## Dataset records
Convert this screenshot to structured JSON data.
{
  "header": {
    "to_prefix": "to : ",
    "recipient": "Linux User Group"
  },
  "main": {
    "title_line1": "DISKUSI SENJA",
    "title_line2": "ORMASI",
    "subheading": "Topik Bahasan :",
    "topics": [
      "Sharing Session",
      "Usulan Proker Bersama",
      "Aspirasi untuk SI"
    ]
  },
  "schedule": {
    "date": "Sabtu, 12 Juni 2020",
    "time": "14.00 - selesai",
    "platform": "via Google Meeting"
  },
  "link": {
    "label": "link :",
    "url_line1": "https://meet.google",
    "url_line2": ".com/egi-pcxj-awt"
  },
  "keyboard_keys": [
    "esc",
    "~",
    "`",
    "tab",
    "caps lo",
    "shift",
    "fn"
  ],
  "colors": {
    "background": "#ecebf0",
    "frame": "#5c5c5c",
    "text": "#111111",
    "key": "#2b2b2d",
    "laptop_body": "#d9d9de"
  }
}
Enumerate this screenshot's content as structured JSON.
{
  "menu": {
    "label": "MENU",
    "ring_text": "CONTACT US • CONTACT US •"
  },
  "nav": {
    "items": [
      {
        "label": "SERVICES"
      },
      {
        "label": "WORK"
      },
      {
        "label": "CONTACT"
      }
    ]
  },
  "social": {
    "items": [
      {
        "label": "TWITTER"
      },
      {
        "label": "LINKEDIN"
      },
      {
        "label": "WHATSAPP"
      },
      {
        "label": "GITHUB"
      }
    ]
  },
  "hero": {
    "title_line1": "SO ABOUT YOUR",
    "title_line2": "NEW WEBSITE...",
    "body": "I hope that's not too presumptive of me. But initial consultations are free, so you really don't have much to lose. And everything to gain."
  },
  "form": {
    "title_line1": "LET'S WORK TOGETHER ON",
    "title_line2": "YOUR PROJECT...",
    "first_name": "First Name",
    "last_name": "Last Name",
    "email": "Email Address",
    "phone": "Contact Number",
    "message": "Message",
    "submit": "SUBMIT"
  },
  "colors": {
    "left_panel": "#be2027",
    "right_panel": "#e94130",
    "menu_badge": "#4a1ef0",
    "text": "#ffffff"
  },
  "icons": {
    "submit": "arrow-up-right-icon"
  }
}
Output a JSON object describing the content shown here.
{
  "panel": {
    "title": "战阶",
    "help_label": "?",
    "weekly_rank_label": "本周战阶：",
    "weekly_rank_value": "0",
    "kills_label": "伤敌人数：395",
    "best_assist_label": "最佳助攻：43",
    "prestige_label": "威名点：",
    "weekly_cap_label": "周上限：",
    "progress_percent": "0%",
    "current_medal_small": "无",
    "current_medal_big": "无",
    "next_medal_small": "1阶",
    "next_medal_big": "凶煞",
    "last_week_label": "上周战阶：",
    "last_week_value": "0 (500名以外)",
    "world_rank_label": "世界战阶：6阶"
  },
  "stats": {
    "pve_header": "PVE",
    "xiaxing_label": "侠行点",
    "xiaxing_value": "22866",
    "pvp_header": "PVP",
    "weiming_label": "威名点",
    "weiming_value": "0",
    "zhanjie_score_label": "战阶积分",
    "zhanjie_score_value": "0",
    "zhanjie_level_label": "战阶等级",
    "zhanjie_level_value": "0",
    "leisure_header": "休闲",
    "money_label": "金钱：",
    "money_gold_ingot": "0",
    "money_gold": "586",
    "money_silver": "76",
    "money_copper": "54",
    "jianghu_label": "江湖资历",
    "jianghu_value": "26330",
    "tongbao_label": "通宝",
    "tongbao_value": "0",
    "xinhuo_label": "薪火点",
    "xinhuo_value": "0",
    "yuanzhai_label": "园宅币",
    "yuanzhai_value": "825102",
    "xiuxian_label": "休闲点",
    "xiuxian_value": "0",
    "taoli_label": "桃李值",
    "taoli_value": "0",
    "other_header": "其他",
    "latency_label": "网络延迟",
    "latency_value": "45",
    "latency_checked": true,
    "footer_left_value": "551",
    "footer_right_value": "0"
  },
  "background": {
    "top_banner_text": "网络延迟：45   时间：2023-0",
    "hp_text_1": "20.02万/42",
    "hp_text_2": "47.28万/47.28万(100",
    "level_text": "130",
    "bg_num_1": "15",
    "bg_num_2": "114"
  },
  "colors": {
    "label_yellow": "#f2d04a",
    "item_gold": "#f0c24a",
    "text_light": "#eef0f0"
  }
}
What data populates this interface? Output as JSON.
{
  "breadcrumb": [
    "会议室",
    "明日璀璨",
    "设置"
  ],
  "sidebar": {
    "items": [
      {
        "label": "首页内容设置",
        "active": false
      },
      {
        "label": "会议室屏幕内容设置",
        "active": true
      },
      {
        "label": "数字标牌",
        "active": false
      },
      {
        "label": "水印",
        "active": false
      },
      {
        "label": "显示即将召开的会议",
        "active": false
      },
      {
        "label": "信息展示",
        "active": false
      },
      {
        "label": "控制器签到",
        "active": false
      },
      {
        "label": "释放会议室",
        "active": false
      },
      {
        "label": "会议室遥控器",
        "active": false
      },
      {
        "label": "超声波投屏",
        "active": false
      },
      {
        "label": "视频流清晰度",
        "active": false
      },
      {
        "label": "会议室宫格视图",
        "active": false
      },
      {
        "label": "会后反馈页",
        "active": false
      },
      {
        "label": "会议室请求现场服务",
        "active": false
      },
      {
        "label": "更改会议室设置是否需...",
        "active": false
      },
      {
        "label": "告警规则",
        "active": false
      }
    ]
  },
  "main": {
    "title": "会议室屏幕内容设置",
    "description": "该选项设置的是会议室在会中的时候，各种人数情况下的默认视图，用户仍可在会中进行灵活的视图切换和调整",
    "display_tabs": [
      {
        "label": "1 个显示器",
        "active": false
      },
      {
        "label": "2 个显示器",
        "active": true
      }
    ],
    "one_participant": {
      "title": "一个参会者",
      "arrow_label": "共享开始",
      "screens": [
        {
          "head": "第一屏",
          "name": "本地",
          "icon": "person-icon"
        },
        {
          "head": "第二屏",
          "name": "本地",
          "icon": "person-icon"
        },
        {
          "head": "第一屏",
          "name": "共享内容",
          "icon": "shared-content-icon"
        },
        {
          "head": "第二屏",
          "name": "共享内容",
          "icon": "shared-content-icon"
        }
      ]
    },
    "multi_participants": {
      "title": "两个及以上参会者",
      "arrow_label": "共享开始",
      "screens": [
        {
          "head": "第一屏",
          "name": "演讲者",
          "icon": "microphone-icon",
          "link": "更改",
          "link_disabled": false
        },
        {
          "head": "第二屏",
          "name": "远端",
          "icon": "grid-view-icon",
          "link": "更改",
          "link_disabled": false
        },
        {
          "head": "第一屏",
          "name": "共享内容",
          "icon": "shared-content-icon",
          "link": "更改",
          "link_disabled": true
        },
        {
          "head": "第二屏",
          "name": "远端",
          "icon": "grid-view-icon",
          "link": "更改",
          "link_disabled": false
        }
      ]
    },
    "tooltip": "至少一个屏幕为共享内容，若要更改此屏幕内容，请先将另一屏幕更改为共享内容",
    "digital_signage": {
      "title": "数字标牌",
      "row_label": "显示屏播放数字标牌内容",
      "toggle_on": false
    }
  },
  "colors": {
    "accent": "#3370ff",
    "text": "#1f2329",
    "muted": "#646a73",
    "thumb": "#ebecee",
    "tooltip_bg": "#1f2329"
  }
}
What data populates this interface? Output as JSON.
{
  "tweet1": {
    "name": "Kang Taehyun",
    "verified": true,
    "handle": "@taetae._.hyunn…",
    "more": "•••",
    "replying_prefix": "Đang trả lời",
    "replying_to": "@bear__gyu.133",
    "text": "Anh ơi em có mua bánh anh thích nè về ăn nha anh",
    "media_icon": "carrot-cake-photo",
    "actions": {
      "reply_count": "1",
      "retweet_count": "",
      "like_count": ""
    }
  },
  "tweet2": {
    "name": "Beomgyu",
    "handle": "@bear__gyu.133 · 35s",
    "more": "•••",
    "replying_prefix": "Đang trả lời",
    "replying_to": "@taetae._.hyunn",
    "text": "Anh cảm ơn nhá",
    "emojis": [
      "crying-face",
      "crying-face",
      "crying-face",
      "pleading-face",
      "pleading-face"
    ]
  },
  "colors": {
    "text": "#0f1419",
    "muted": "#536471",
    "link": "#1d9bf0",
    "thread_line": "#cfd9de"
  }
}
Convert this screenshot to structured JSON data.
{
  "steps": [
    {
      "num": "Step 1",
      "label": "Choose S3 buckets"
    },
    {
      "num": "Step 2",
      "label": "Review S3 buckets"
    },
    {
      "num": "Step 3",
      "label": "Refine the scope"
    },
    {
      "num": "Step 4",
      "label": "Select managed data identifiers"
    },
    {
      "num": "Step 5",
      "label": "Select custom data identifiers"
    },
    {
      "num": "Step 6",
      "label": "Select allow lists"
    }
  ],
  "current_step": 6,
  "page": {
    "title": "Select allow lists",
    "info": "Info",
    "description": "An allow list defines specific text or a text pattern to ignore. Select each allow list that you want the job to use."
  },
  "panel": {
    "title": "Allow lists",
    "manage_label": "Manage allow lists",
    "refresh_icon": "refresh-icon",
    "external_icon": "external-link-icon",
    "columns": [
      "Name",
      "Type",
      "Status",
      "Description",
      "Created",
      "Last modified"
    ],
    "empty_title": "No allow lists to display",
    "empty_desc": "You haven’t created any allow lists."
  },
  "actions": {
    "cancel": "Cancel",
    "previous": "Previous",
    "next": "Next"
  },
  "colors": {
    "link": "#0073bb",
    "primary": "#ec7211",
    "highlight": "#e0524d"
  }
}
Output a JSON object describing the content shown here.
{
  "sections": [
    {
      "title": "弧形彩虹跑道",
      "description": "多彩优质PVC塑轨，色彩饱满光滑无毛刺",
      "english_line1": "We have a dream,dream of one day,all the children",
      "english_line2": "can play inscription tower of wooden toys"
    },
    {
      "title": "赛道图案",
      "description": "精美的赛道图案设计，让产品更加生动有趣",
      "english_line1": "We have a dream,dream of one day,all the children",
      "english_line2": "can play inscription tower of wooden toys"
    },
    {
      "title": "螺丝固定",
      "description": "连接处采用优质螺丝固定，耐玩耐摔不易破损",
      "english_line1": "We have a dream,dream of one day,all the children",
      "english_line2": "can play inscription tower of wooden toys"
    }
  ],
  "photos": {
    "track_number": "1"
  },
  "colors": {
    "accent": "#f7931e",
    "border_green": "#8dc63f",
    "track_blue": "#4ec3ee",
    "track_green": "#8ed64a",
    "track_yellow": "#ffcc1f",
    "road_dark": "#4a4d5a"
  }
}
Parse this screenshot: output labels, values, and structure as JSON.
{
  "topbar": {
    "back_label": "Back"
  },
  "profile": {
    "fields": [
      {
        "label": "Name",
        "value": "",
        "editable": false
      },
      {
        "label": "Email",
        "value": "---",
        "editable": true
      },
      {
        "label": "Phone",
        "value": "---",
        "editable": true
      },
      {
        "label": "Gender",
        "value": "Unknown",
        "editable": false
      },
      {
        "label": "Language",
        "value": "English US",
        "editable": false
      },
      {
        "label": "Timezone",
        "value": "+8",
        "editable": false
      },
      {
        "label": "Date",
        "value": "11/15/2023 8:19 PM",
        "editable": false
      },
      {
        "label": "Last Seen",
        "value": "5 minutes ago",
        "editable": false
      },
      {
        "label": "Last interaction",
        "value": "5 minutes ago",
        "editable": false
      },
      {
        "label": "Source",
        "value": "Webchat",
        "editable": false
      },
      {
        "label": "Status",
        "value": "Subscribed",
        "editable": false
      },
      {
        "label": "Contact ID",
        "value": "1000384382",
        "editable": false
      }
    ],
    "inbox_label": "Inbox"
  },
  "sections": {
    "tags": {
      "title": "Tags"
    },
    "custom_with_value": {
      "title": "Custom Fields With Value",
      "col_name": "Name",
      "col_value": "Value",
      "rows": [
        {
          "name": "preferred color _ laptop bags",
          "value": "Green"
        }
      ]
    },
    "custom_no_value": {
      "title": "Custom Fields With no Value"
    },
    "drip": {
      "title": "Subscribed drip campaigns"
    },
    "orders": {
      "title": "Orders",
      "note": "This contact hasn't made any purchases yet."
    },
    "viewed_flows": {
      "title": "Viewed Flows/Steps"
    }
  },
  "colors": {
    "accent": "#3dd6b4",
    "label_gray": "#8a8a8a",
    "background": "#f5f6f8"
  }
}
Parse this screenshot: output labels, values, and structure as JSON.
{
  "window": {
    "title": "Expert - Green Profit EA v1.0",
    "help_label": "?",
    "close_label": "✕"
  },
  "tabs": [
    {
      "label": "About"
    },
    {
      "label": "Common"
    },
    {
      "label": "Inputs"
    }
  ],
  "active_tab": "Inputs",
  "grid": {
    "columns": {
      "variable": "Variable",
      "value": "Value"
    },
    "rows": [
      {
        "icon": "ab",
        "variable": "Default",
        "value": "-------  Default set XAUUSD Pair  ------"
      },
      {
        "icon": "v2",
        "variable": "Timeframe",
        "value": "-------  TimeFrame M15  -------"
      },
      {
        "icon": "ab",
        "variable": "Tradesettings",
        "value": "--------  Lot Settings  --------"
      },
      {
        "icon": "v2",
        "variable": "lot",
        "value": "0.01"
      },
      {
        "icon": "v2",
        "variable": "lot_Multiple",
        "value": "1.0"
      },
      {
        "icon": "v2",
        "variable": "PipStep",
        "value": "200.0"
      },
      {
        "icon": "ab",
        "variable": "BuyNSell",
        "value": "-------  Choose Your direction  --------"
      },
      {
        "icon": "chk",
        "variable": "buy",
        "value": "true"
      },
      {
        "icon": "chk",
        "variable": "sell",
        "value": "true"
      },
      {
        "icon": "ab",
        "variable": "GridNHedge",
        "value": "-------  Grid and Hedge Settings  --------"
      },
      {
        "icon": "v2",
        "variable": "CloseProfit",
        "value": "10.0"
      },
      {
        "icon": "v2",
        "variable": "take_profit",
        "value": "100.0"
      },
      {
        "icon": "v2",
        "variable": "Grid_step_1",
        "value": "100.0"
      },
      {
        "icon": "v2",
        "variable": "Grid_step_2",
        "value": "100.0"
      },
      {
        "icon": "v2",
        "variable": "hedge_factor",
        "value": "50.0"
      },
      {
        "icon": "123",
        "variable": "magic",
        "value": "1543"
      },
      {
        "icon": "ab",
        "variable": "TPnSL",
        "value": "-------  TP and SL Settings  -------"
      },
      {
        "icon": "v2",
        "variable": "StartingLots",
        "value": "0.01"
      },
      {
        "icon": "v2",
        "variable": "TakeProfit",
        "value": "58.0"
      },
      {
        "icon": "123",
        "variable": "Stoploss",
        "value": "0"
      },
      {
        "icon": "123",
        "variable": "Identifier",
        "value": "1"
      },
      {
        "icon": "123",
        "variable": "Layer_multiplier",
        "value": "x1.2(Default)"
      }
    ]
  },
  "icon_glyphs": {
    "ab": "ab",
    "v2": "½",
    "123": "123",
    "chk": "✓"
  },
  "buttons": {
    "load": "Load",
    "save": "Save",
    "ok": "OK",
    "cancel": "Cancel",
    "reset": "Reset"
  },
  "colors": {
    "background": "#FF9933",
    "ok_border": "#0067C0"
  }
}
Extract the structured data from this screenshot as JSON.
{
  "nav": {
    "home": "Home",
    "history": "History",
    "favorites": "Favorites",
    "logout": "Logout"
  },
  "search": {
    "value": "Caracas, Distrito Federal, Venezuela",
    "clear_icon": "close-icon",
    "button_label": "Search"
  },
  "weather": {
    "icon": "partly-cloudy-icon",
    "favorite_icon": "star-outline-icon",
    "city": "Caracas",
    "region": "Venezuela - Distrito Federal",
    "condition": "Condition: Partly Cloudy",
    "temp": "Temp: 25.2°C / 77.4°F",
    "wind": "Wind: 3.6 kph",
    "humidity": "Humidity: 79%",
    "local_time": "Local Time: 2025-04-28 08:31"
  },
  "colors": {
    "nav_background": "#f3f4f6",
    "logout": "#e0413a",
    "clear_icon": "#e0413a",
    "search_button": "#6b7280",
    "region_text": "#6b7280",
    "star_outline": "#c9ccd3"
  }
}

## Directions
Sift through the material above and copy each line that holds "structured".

## Reply to the exercise
Convert this screenshot to structured JSON data.
Enumerate this screenshot's content as structured JSON.
Convert this screenshot to structured JSON data.
Extract the structured data from this screenshot as JSON.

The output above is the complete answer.